|4 out of 5 stars|
Wizard...returns us to the awesome interior of Gaea, the world-sized alien first encountered in Varley's monumental bestseeler, Titan.
Gaea's discoverer, Cirocco "Rocky" Jones, is now herself an inhabitant, plotting wizardry in the remote highlands between two of Gaea's brains. Gaea is old, perhaps dying. Wearily, she assures her usefulness to Earth by performing tawdry miracles.
Enter two pilgrims: Chris'fer, late of San Fransisco. And from the Coven on the dark side of the moon, Robin, small, nine-fingered, female with snake...
Probably around 3.5 stars, but rounded up to 4.
Wizard picks up where Titan left off in its exploration of the nature of sexuality. Gone are the frequent references to other works of science fiction, although the Greek mythology links are of course maintained. This novel is unusual in that the majority of its main characters are women, with earth-guy Chris thrown in as the token male to be used to contrast everything with. Also introduced in this second book is Robin, a young woman from an all-female space colony (known as The Coven). And yes, it is that kind of coven—women looking to establish their own matriarchal society, free of the influence of men, who are envisioned by the women of the Coven as bogeymen. It was slightly predictable that Chris & Robin would be thrown together on Gaea so that we could watch them work out their prejudices with each other.
This is very much a quest tale—both Chris and Robin have genetic anomalies that are disrupting their lives in major ways and they have come to Gaea to see if they can be healed.
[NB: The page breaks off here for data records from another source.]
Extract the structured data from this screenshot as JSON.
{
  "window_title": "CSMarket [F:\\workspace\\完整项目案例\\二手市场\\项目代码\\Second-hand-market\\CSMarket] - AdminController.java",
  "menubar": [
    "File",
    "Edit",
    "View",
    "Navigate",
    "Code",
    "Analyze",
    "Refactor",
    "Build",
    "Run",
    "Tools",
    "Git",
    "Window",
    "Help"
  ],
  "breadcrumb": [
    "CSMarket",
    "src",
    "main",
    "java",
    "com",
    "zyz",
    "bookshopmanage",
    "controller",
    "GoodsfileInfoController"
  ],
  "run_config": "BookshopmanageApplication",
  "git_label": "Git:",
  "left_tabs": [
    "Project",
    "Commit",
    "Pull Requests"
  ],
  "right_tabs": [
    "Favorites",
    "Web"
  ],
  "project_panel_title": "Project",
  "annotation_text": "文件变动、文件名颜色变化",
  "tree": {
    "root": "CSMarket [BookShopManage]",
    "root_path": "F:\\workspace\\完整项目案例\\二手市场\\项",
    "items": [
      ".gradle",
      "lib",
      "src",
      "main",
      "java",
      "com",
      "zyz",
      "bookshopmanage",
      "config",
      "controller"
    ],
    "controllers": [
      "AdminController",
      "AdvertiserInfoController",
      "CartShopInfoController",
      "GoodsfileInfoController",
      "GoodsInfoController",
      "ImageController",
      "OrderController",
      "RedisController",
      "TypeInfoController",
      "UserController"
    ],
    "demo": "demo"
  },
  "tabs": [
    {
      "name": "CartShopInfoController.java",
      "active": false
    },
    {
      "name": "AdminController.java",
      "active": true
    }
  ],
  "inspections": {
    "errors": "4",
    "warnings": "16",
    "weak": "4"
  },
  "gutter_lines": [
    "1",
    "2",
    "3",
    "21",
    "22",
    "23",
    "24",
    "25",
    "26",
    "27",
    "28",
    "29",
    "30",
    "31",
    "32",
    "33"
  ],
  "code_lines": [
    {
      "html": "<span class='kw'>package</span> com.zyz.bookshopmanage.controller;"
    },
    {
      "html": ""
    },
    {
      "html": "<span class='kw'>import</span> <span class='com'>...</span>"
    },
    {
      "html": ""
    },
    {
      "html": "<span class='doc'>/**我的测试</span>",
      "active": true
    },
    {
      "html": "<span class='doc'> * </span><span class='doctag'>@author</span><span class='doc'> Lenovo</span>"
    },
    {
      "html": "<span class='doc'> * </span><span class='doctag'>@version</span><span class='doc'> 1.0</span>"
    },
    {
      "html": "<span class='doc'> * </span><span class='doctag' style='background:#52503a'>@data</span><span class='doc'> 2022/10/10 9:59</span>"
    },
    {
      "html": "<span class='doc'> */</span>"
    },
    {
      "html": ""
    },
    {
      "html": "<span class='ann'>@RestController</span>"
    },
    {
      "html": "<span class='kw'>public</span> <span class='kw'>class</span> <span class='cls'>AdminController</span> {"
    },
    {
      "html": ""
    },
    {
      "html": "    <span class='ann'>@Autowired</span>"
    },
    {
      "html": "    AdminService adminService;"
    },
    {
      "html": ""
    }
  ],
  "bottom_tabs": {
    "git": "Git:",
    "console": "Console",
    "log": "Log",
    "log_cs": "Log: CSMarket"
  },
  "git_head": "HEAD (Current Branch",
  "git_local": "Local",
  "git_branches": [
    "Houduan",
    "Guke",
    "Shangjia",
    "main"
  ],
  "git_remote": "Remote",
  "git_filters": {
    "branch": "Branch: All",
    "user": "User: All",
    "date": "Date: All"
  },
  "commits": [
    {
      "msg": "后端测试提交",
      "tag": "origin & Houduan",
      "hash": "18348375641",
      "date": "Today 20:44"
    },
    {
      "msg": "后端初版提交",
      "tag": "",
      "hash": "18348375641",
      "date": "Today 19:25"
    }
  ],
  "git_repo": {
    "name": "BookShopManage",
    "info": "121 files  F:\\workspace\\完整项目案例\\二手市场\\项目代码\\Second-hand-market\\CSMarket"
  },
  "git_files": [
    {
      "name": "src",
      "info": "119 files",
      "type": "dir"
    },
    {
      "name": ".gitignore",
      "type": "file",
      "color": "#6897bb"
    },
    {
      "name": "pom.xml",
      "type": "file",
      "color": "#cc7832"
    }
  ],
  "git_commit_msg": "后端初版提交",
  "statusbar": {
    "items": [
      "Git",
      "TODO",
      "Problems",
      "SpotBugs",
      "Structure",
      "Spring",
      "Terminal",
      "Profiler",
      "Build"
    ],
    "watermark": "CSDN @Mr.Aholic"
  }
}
An audience with the Goddess reveals that there’s no such thing as a free lunch (Robert Heinlein would be pleased) and that the two must get out into the world of Gaea and be heroic if they expect any assistance. Their need to go do something is helped along when Cirocco (the Wizard of the title) and Gaby (one of the main characters from the first volume) offer to take them along on a long trip around the edges of Gaea, along with 4 of the centaur-folk known as Titanides. The reader is never allowed to forget that the Titanides have a very complex sexual life which they are absolutely pragmatic about—none of the human hang-ups concerning this essential part of life—and some of them (including one of the travel party) sometimes become enamoured of humans. Chris gets to be the lucky (?) recipient of this attention as well.
It definitely passes the Bechdel test—there are more than two women (humans), who talk to each other about many things besides men. Despite this, our lesbian witch, Robin, does take one shot at the heterosexual side of the street. Token guy, Chris, gets pushed into leadership in several places where he is just not qualified—a nod perhaps to our society where, in hospitals, people ask for (male) unqualified interns when well-qualified female doctors are on the scene. By and large, it is a feminist novel—however, Varley makes everything hinge on Chris in a way that, to my way of thinking, gives him undue influence, especially in sexual terms. Thankfully, he actually realizes it in several places in the book, making me like him better for it.
There’s lots of action and danger as the travelers make their way around Gaea, which kept me reading just to see what happened. I realize that sexuality was being explored, but it really did seem to keep taking over everyone’s attention when they probably would have been better off looking for the next cliff/predator/large unfriendly body of water. Nevertheless, I enjoyed it and will definitely read the last book in the trilogy.